God had a bigger plan for Peoria mom Maria Valdez. She’s sure of it. She’s sure that’s why four years after her skull was crushed in a horrendous freeway crash, she’s surviving and thriving as a staff member for the Grand Canyon Chapter of the American Red Cross – where her work is helping others.
She indeed is one of John C. Lincoln’s miracle patients, the ones whose broken, battered bodies defied the odds to heal and come back strong. She never lost hope, but her trauma physicians will tell you what a close call she had.
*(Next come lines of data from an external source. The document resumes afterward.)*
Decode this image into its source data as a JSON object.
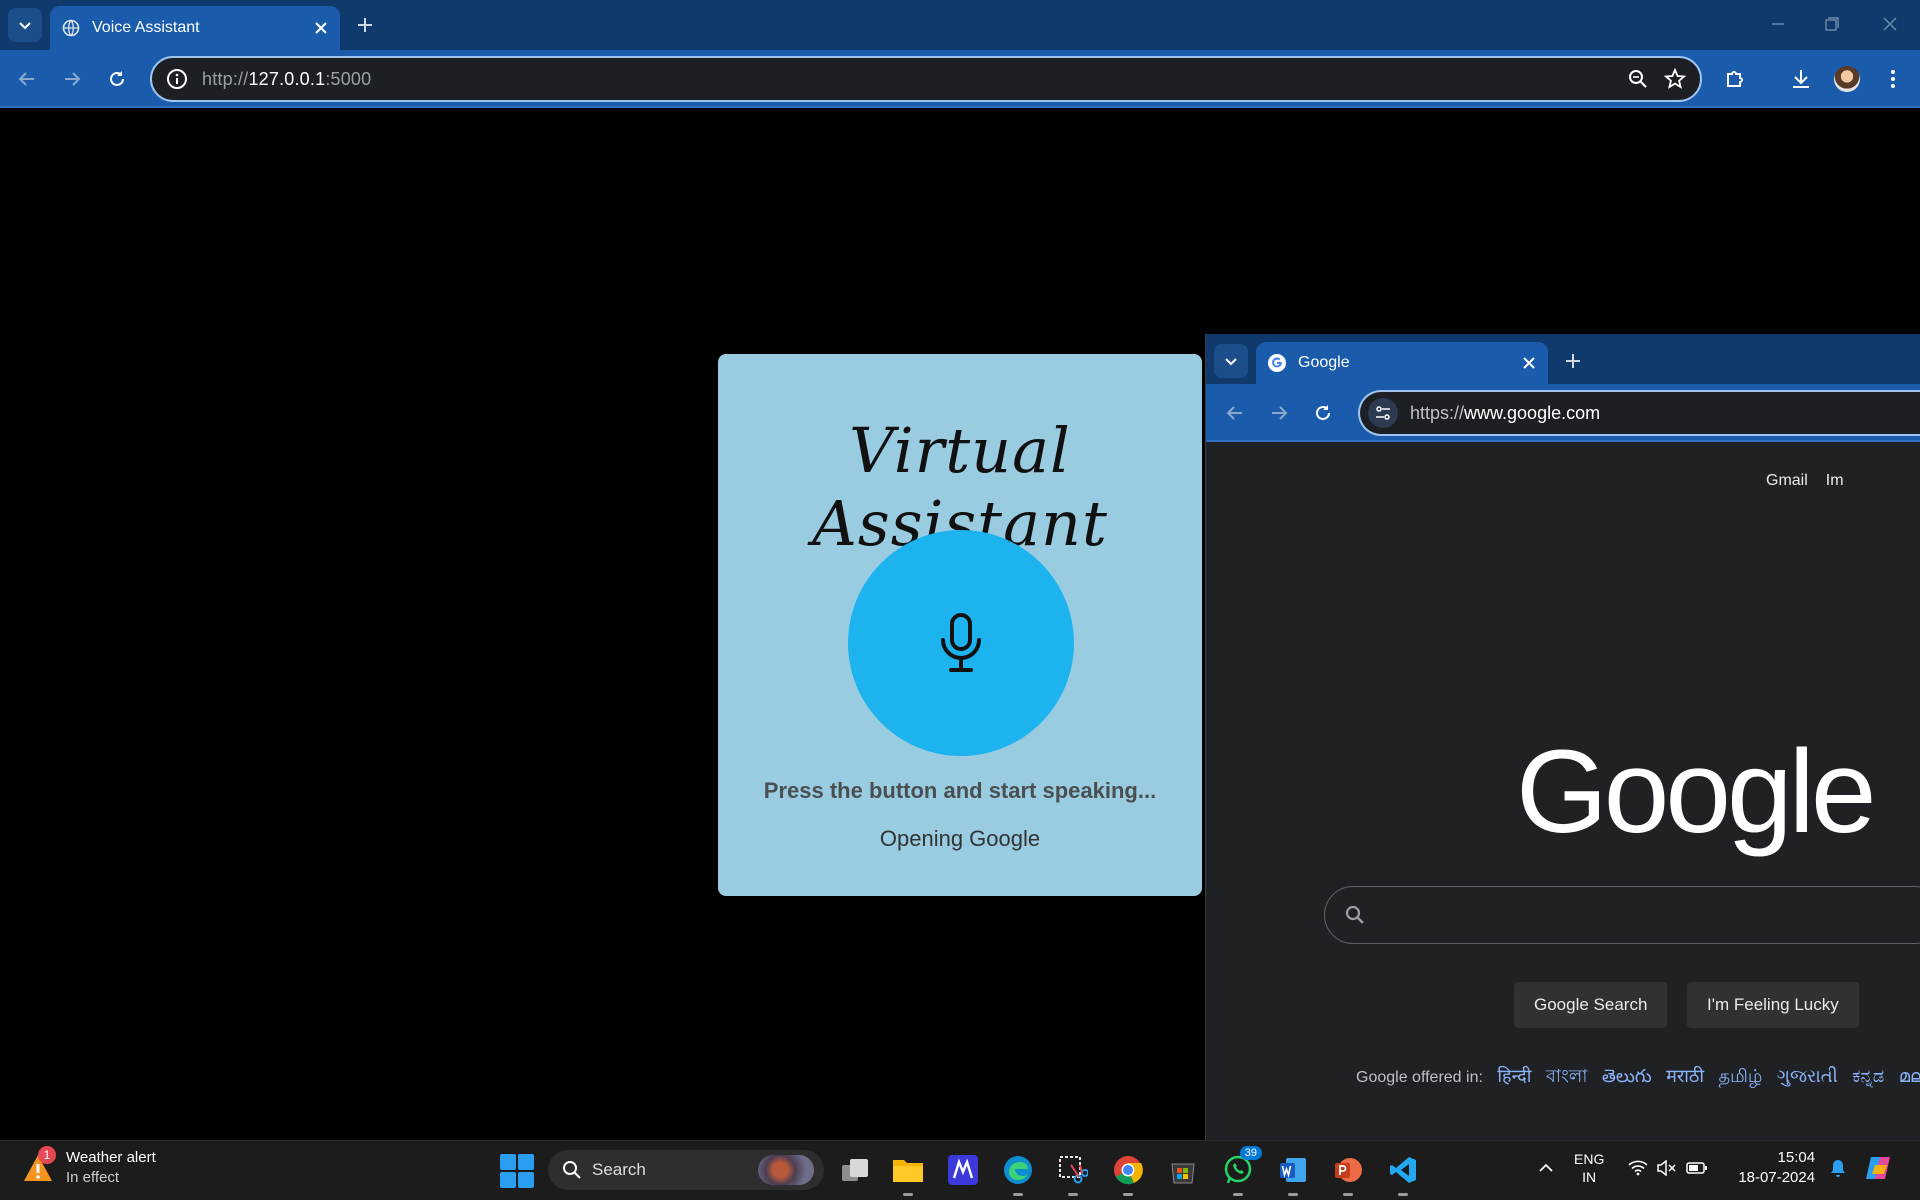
{
  "browser": {
    "tab_title": "Voice Assistant",
    "url_scheme": "http://",
    "url_host": "127.0.0.1",
    "url_port": ":5000"
  },
  "assistant": {
    "title": "Virtual Assistant",
    "prompt": "Press the button and start speaking...",
    "status": "Opening Google",
    "mic_color": "#1cb3ef",
    "card_color": "#99cce0"
  },
  "google_window": {
    "tab_title": "Google",
    "url_scheme": "https://",
    "url_host": "www.google.com",
    "top_links": [
      "Gmail",
      "Im"
    ],
    "logo": "Google",
    "search_button": "Google Search",
    "lucky_button": "I'm Feeling Lucky",
    "offered_label": "Google offered in:",
    "languages": [
      "हिन्दी",
      "বাংলা",
      "తెలుగు",
      "मराठी",
      "தமிழ்",
      "ગુજરાતી",
      "ಕನ್ನಡ",
      "മലാ"
    ]
  },
  "taskbar": {
    "weather_badge": "1",
    "weather_title": "Weather alert",
    "weather_sub": "In effect",
    "search_label": "Search",
    "whatsapp_badge": "39",
    "lang_line1": "ENG",
    "lang_line2": "IN",
    "time": "15:04",
    "date": "18-07-2024"
  }
}
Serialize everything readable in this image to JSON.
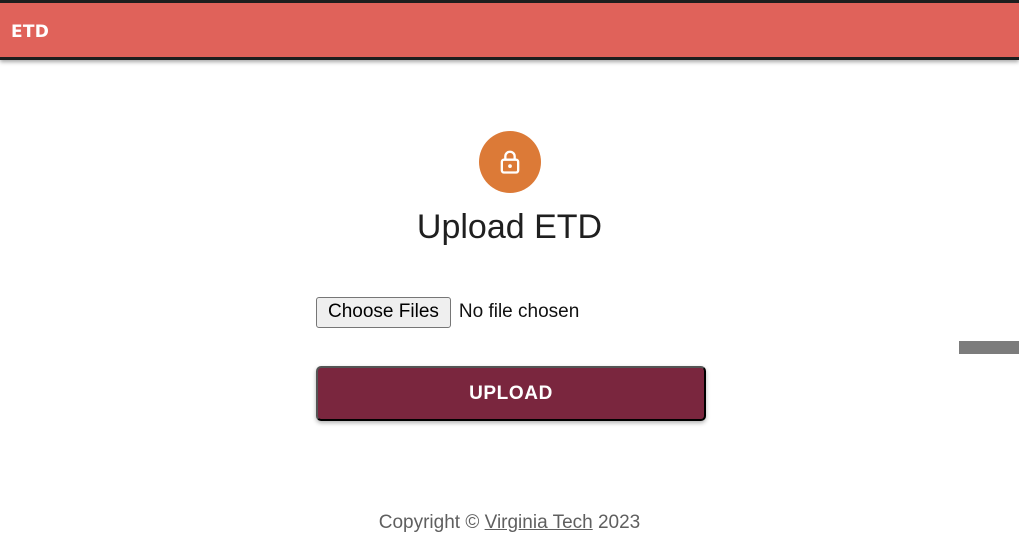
{
  "appbar": {
    "title": "ETD",
    "color": "#e0625a"
  },
  "icon": {
    "name": "lock-icon",
    "color": "#dc7a37"
  },
  "heading": "Upload ETD",
  "file_input": {
    "button_label": "Choose Files",
    "status": "No file chosen"
  },
  "upload_button": {
    "label": "UPLOAD",
    "color": "#7a263e"
  },
  "footer": {
    "prefix": "Copyright ©",
    "link_text": "Virginia Tech",
    "year": "2023"
  }
}
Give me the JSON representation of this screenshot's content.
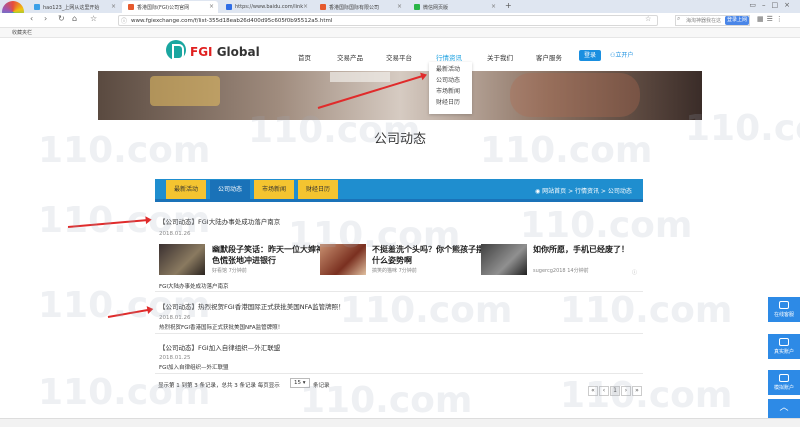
{
  "browser": {
    "tabs": [
      {
        "label": "hao123_上网从这里开始",
        "color": "#3aa0e8"
      },
      {
        "label": "香港国际(FGI)公司官网",
        "color": "#e65a2e"
      },
      {
        "label": "https://www.baidu.com/link",
        "color": "#2e6de6"
      },
      {
        "label": "香港国际国际有限公司",
        "color": "#e65a2e"
      },
      {
        "label": "微信网页版",
        "color": "#2ab547"
      }
    ],
    "url": "www.fgiexchange.com/f/list-355d18eab26d400d95c605f0b95512a5.html",
    "search_placeholder": "海淘神器我在这",
    "login": "登录上网",
    "bookmarks": "收藏夹栏"
  },
  "site": {
    "logo_text_fgi": "FGI",
    "logo_text_global": "Global",
    "nav": [
      "首页",
      "交易产品",
      "交易平台",
      "行情资讯",
      "关于我们",
      "客户服务"
    ],
    "register": "登录",
    "open_account": "立开户",
    "dropdown": [
      "最新活动",
      "公司动态",
      "市场新闻",
      "财经日历"
    ]
  },
  "page": {
    "title": "公司动态",
    "subnav": [
      "最新活动",
      "公司动态",
      "市场新闻",
      "财经日历"
    ],
    "breadcrumb": "网站首页 > 行情资讯 > 公司动态"
  },
  "articles": [
    {
      "title": "【公司动态】FGI大陆办事处成功落户南京",
      "date": "2018.01.26",
      "desc": "FGI大陆办事处成功落户南京"
    },
    {
      "title": "【公司动态】热烈祝贺FGI香港国际正式获批美国NFA监管牌照！",
      "date": "2018.01.26",
      "desc": "热烈祝贺FGI香港国际正式获批美国NFA监管牌照！"
    },
    {
      "title": "【公司动态】FGI加入自律组织—外汇联盟",
      "date": "2018.01.25",
      "desc": "FGI加入自律组织—外汇联盟"
    }
  ],
  "ad_cards": [
    {
      "title_line1": "幽默段子笑话：昨天一位大婶神",
      "title_line2": "色慌张地冲进银行",
      "meta": "好看馆 7分钟前"
    },
    {
      "title_line1": "不挺羞洗个头吗？你个熊孩子摆",
      "title_line2": "什么姿势啊",
      "meta": "搞笑的猫咪 7分钟前"
    },
    {
      "title_line1": "如你所愿，手机已经废了！",
      "title_line2": "",
      "meta": "sugercg2018 14分钟前"
    }
  ],
  "pagination": {
    "info": "显示第 1 到第 3 条记录，总共 3 条记录 每页显示",
    "per_page": "15",
    "tail": "条记录",
    "buttons": [
      "«",
      "‹",
      "1",
      "›",
      "»"
    ]
  },
  "side_widgets": [
    "在线客服",
    "真实账户",
    "模拟账户"
  ],
  "watermark": "110.com"
}
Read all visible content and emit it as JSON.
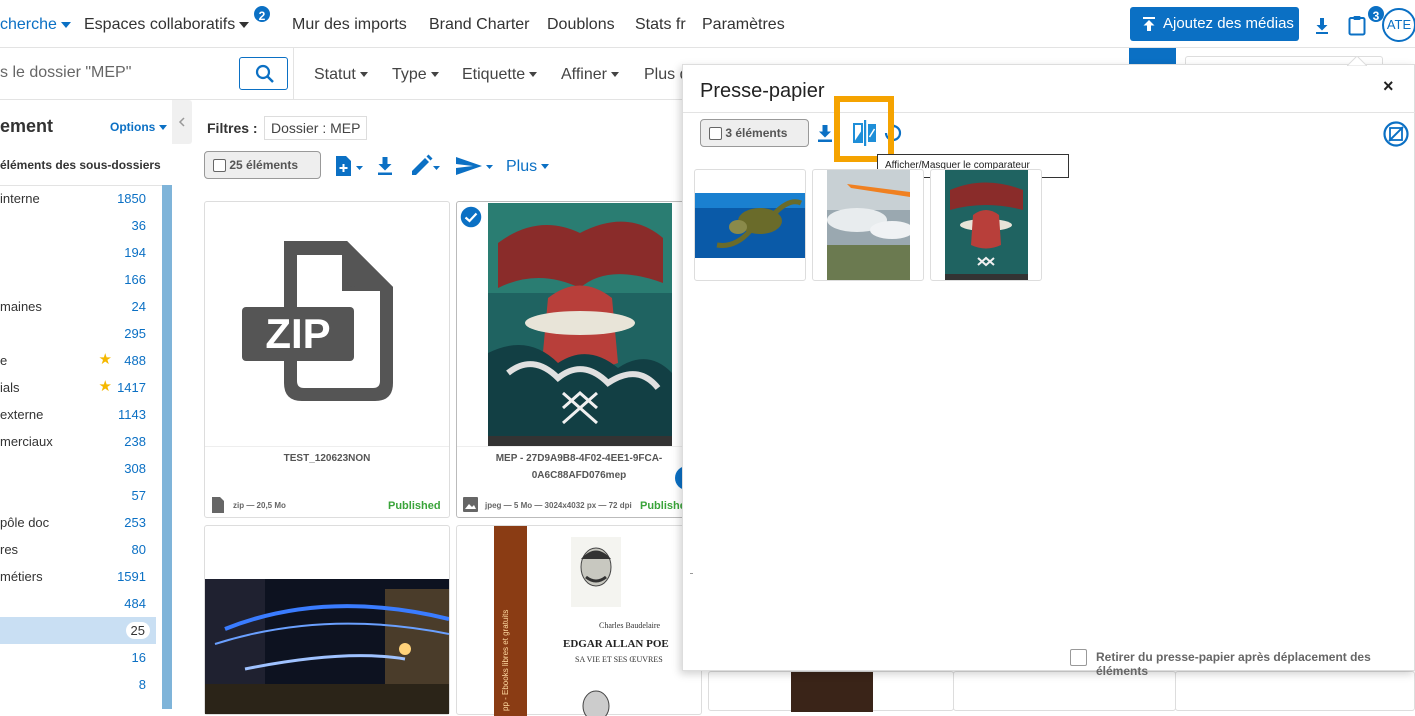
{
  "nav": {
    "items": [
      {
        "label": "cherche",
        "blue": true
      },
      {
        "label": "Espaces collaboratifs"
      },
      {
        "label": "Mur des imports"
      },
      {
        "label": "Brand Charter"
      },
      {
        "label": "Doublons"
      },
      {
        "label": "Stats fr"
      },
      {
        "label": "Paramètres"
      }
    ],
    "espaces_badge": "2",
    "add_media_label": "Ajoutez des médias",
    "clipboard_badge": "3",
    "avatar": "ATE"
  },
  "search": {
    "value": "s le dossier \"MEP\""
  },
  "filters": [
    "Statut",
    "Type",
    "Etiquette",
    "Affiner",
    "Plus d"
  ],
  "sidebar": {
    "title": "ement",
    "options_label": "Options",
    "subfolders_label": "éléments des sous-dossiers",
    "items": [
      {
        "label": "interne",
        "count": "1850",
        "star": false
      },
      {
        "label": "",
        "count": "36",
        "star": false
      },
      {
        "label": "",
        "count": "194",
        "star": false
      },
      {
        "label": "",
        "count": "166",
        "star": false
      },
      {
        "label": "maines",
        "count": "24",
        "star": false
      },
      {
        "label": "",
        "count": "295",
        "star": false
      },
      {
        "label": "e",
        "count": "488",
        "star": true
      },
      {
        "label": "ials",
        "count": "1417",
        "star": true
      },
      {
        "label": "externe",
        "count": "1143",
        "star": false
      },
      {
        "label": "merciaux",
        "count": "238",
        "star": false
      },
      {
        "label": "",
        "count": "308",
        "star": false
      },
      {
        "label": "",
        "count": "57",
        "star": false
      },
      {
        "label": "pôle doc",
        "count": "253",
        "star": false
      },
      {
        "label": "res",
        "count": "80",
        "star": false
      },
      {
        "label": "métiers",
        "count": "1591",
        "star": false
      },
      {
        "label": "",
        "count": "484",
        "star": false
      },
      {
        "label": "",
        "count": "25",
        "star": false,
        "active": true
      },
      {
        "label": "",
        "count": "16",
        "star": false
      },
      {
        "label": "",
        "count": "8",
        "star": false
      }
    ]
  },
  "main": {
    "filters_label": "Filtres :",
    "filter_chip": "Dossier : MEP",
    "count_label": "25 éléments",
    "plus_label": "Plus"
  },
  "cards": [
    {
      "name": "TEST_120623NON",
      "meta": "zip — 20,5 Mo",
      "status": "Published",
      "zip_text": "ZIP"
    },
    {
      "name": "MEP - 27D9A9B8-4F02-4EE1-9FCA-0A6C88AFD076mep",
      "meta": "jpeg — 5 Mo — 3024x4032 px — 72 dpi",
      "status": "Publishe"
    }
  ],
  "book": {
    "author": "Charles Baudelaire",
    "title": "EDGAR ALLAN POE",
    "subtitle": "SA VIE ET SES ŒUVRES",
    "spine": "pp - Ebooks libres et gratuits"
  },
  "panel": {
    "title": "Presse-papier",
    "close": "×",
    "count_label": "3 éléments",
    "tooltip": "Afficher/Masquer le comparateur",
    "retirer_label": "Retirer du presse-papier après déplacement des éléments"
  },
  "colors": {
    "primary": "#0b70c4",
    "highlight": "#f5a300",
    "published": "#3aa43a",
    "star": "#f5b800"
  }
}
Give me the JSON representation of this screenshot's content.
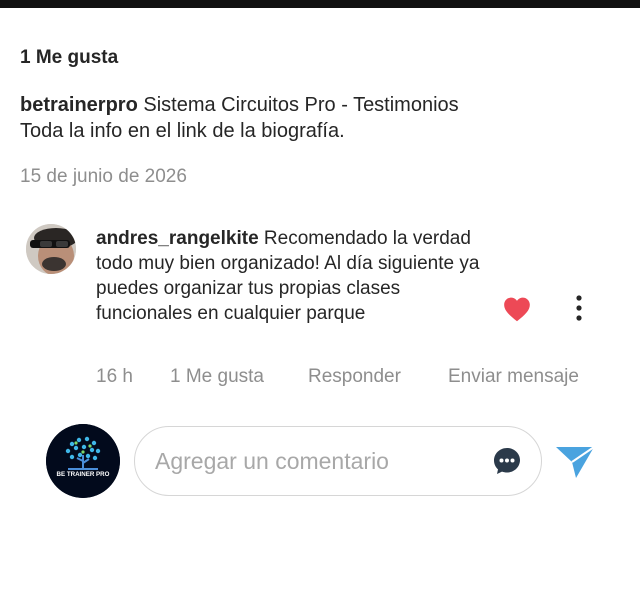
{
  "post": {
    "likes_label": "1 Me gusta",
    "caption_user": "betrainerpro",
    "caption_text_line1": "Sistema Circuitos Pro - Testimonios",
    "caption_text_line2": "Toda la info en el link de la biografía.",
    "date": "15 de junio de 2026"
  },
  "comment": {
    "username": "andres_rangelkite",
    "text": "Recomendado la verdad todo muy bien organizado! Al día siguiente ya puedes organizar tus propias clases funcionales en cualquier parque",
    "time": "16 h",
    "likes_label": "1 Me gusta",
    "reply_label": "Responder",
    "send_message_label": "Enviar mensaje",
    "liked": true,
    "heart_color": "#ed4956"
  },
  "composer": {
    "avatar_brand_text": "BE TRAINER PRO",
    "placeholder": "Agregar un comentario",
    "send_color": "#4aa3df"
  },
  "icons": {
    "like": "heart-icon",
    "more": "more-vertical-icon",
    "emoji": "chat-bubble-icon",
    "send": "send-icon"
  }
}
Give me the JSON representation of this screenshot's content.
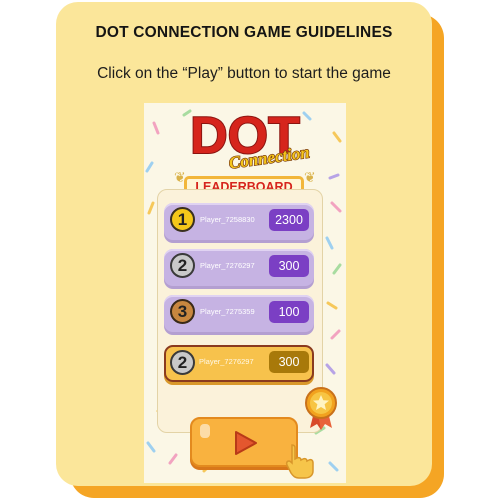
{
  "guidelines": {
    "heading": "DOT CONNECTION GAME GUIDELINES",
    "instruction": "Click on the “Play” button to start the game"
  },
  "game": {
    "logo_lines": [
      "DOT",
      "Connection"
    ],
    "leaderboard_title": "LEADERBOARD",
    "leaderboard": [
      {
        "rank": "1",
        "player": "Player_7258830",
        "score": "2300",
        "style": "first"
      },
      {
        "rank": "2",
        "player": "Player_7276297",
        "score": "300",
        "style": "second"
      },
      {
        "rank": "3",
        "player": "Player_7275359",
        "score": "100",
        "style": "third"
      }
    ],
    "current_player": {
      "rank": "2",
      "player": "Player_7276297",
      "score": "300"
    },
    "play_button_icon": "play-triangle-icon",
    "cursor_icon": "pointing-hand-icon",
    "badge_icon": "star-medal-icon"
  },
  "colors": {
    "card_bg": "#fbe69a",
    "card_shadow": "#f5a524",
    "row_purple": "#c6b3e3",
    "score_purple": "#7b3fc4",
    "row_gold": "#f7c24c",
    "logo_red": "#d6251c",
    "logo_yellow": "#f5c61a"
  }
}
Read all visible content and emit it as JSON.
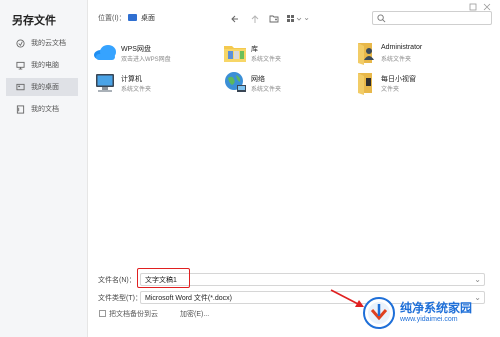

She was driving south, approaching Cactus on Interstate 17, traveling to meet her daughter for early shopping for family Christmas presents. She really doesn’t remember what caused the crash; trauma patients rarely remember details of their accidents.
But witnesses reported seeing her car veer across traffic and flip five times. EMTs arrived within minutes and rushed her to John C. Lincoln North Mountain Hospital’s Level I Trauma Center.
Neurosurgeon Gianni Vishteh, MD, bluntly says she would have been dead, if the skilled trauma team had not intervened. Not only was her skull concave, but she had bone fragments in her brain and bleeding inside her skull was life-threatening.
Trauma physicians, nurses and specialized technicians performed extensive cranial and brain surgery and pulled her from the brink. They also performed a tricky surgical procedure to save her arm, which was also severely injured.
She began to recover in North Mountain’s Intensive Care Unit, where she remembers her nurse for her gentle care and kindness, and her family gathered to keep vigil and pray.
It was, after all, Thanksgiving and Christmas season of 2007, a time for faith and hope. And their hopes were not disappointed. Valdez was in the hospital for 11 days before she was released for follow-up care.
With encouragement and support from family, friends and her miniature pinscher, Jax, Valdez struggled through long months of exhausting therapy that helped her learn to walk and talk again. “Jax was my best buddy,” she said.
And not only is her body now healed, but her faith is stronger than ever.
“My life is changed,” she said. “I believe with every fiber of my being that every doctor in the hospital was there as God’s hands, and I have recovered, because of the grace of God. God is leading me, and I’m following.”
Valdez explained she believes “God allows certain things in our lives for his purpose, in that when these things happen – if we cry out to him – he is always there. I for one consider myself as one of those whom God allowed this to happen as I cried out to him he did not let me down.
“God will use anything in his creation to make himself known,” she added. “I am proud to be one of his miracles. If it were not for North Mountain's Intensive Care Unit, whose nurses were instruments of God's power to reveal himself to all mankind, which proves his existence, I would not be doing as well as I am.
“I thank Dr. Vishteh and all the people who work in Trauma Center!”